Connecticut’s health insurance exchange has been enrolling between 3,000 and 4,000 members per day as the sign-up deadline approaches, exchange CEO Kevin Counihan said Thursday.
As of Wednesday afternoon, 178,601 state residents had signed up for Medicaid or private insurance through the exchange, Access Health CT.
Of those, 62 percent, or 111,050, will receive Medicaid coverage. The other 67,551 signed up for private insurance. Among private insurance customers, 78 percent are receiving federal financial aid to pay their premiums.
Another 5,000 or so people signed up for private insurance plans but had their coverage terminated because they didn’t pay their bills, Access Health’s Chief Operating Officer Peter Van Loon said. Some have called the exchange’s call center to ask if they can sign up again and pay this time, he added.
The enrollment data was released during a meeting of the Access Health board Thursday. Other highlights include:
- The average age of people buying private insurance through the exchange is 43.4.
- A third of the exchange’s enrollees are 55 and older. Another 30 percent are under 35. Twenty-four percent of enrollees are ages 45 to 54.
- The exchange has added more young members since December, when 41 percent of its customers were 55 and older. In December, 8 percent were in the coveted 18-to-25 age bracket and 11 percent were ages 26 to 34. This month, 10 percent of the enrollees are 18 to 25 and 13 percent are 26 to 34, while the percentage of members over 55 is down to 33 percent.
- Anthem Blue Cross and Blue Shield, the state’s largest insurer, continues to enroll the majority of the customers, but its market share has fallen from 60 percent in February to 54 percent this month. ConnectiCare Benefits Inc. now has 43 percent of the exchange’s customers, up from 37 percent last month. HealthyCT, a new nonprofit insurer created with funds made available through the federal health law, continues to lag with 3 percent of the customers.

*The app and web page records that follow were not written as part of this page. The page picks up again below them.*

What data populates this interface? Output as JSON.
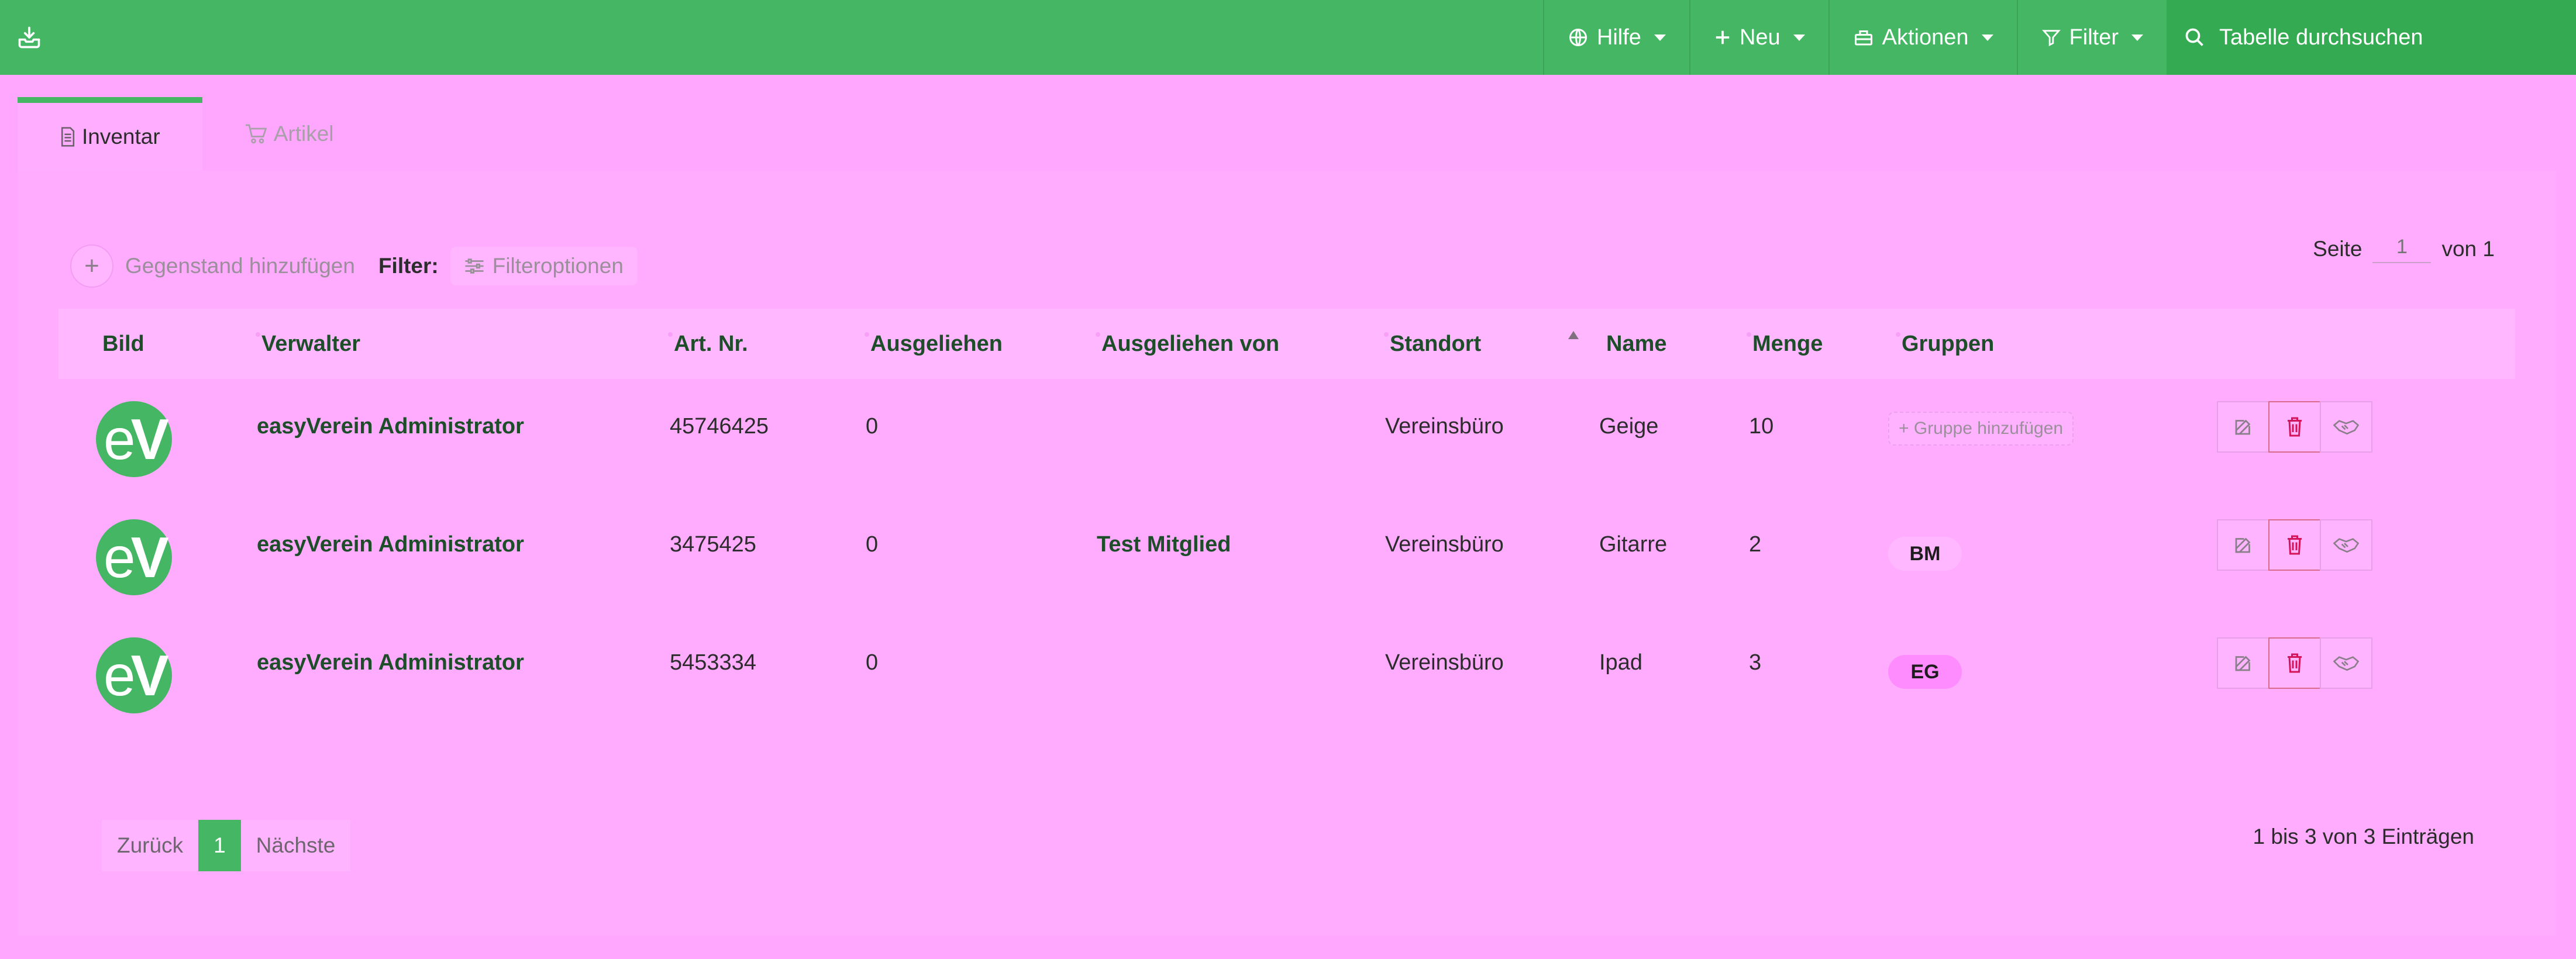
{
  "colors": {
    "brand_green": "#45b664",
    "search_green": "#34ab52",
    "page_bg": "#ffa6ff",
    "delete_red": "#d4145a"
  },
  "topbar": {
    "logo_icon": "download-tray-icon",
    "help_label": "Hilfe",
    "new_label": "Neu",
    "actions_label": "Aktionen",
    "filter_label": "Filter",
    "search_placeholder": "Tabelle durchsuchen"
  },
  "tabs": [
    {
      "label": "Inventar",
      "icon": "document-icon",
      "active": true
    },
    {
      "label": "Artikel",
      "icon": "cart-icon",
      "active": false
    }
  ],
  "toolbar": {
    "add_label": "Gegenstand hinzufügen",
    "filter_label": "Filter:",
    "filter_options_label": "Filteroptionen"
  },
  "pager_top": {
    "page_label": "Seite",
    "page_value": "1",
    "of_label": "von 1"
  },
  "table": {
    "columns": [
      "Bild",
      "Verwalter",
      "Art. Nr.",
      "Ausgeliehen",
      "Ausgeliehen von",
      "Standort",
      "Name",
      "Menge",
      "Gruppen"
    ],
    "sorted_column": "Name",
    "rows": [
      {
        "avatar": "eV",
        "manager": "easyVerein Administrator",
        "art_nr": "45746425",
        "lent": "0",
        "lent_by": "",
        "location": "Vereinsbüro",
        "name": "Geige",
        "qty": "10",
        "group": "",
        "group_add": "+ Gruppe hinzufügen",
        "group_color": ""
      },
      {
        "avatar": "eV",
        "manager": "easyVerein Administrator",
        "art_nr": "3475425",
        "lent": "0",
        "lent_by": "Test Mitglied",
        "location": "Vereinsbüro",
        "name": "Gitarre",
        "qty": "2",
        "group": "BM",
        "group_add": "",
        "group_color": "#ffb8ff"
      },
      {
        "avatar": "eV",
        "manager": "easyVerein Administrator",
        "art_nr": "5453334",
        "lent": "0",
        "lent_by": "",
        "location": "Vereinsbüro",
        "name": "Ipad",
        "qty": "3",
        "group": "EG",
        "group_add": "",
        "group_color": "#ff8cff"
      }
    ]
  },
  "pager_bottom": {
    "prev_label": "Zurück",
    "current_page": "1",
    "next_label": "Nächste",
    "entries_text": "1 bis 3 von 3 Einträgen"
  }
}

- Twenty percent of customers picked “gold” plans, which have the highest premiums but require members to pay the lowest out-of-pocket costs when getting care. Fifteen percent picked bronze plans, which have the lowest premiums available to most customers but higher deductibles. Sixty-three percent of customers chose silver plans. The design of silver plans vary: One type has mid-level premiums and out-of-pocket costs. A second type is available only to people with low incomes and includes subsidized out-of-pocket costs. Two percent of customers selected catastrophic plans, which are available only to people under 30 and those whose previous plans were discontinued because of the health law.